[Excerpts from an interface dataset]
────────────────────

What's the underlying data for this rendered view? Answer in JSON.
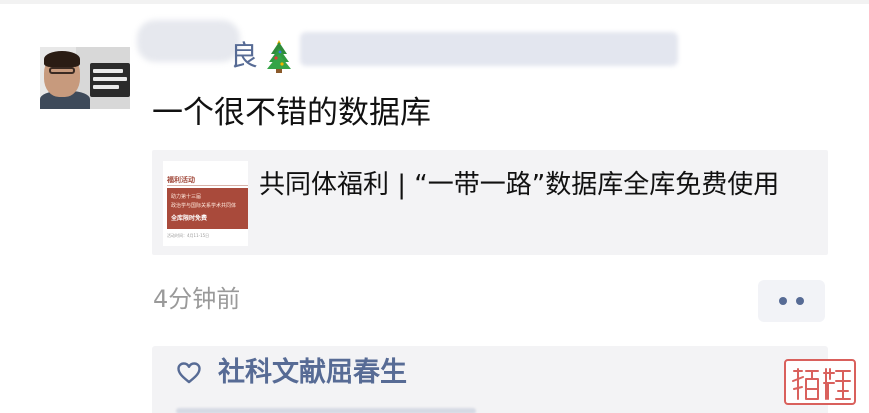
{
  "post": {
    "author_visible_char": "良",
    "author_emoji_icon": "christmas-tree-icon",
    "text": "一个很不错的数据库",
    "timestamp": "4分钟前"
  },
  "link_card": {
    "title": "共同体福利 | “一带一路”数据库全库免费使用",
    "thumbnail": {
      "header": "福利活动",
      "line1": "助力第十三届",
      "line2": "政治学与国际关系学术共同体",
      "line3": "全库限时免费",
      "footer": "活动时间：4月11-15日"
    }
  },
  "likes": {
    "icon": "heart-outline-icon",
    "names": "社科文献屈春生"
  },
  "more_button": {
    "icon": "two-dots-icon"
  },
  "colors": {
    "link_blue": "#576b95",
    "meta_gray": "#9a9a9a",
    "card_bg": "#f3f3f5",
    "watermark_red": "#d9605c"
  }
}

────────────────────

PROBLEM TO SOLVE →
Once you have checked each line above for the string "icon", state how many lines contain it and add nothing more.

EXERCISE OUTPUT →
3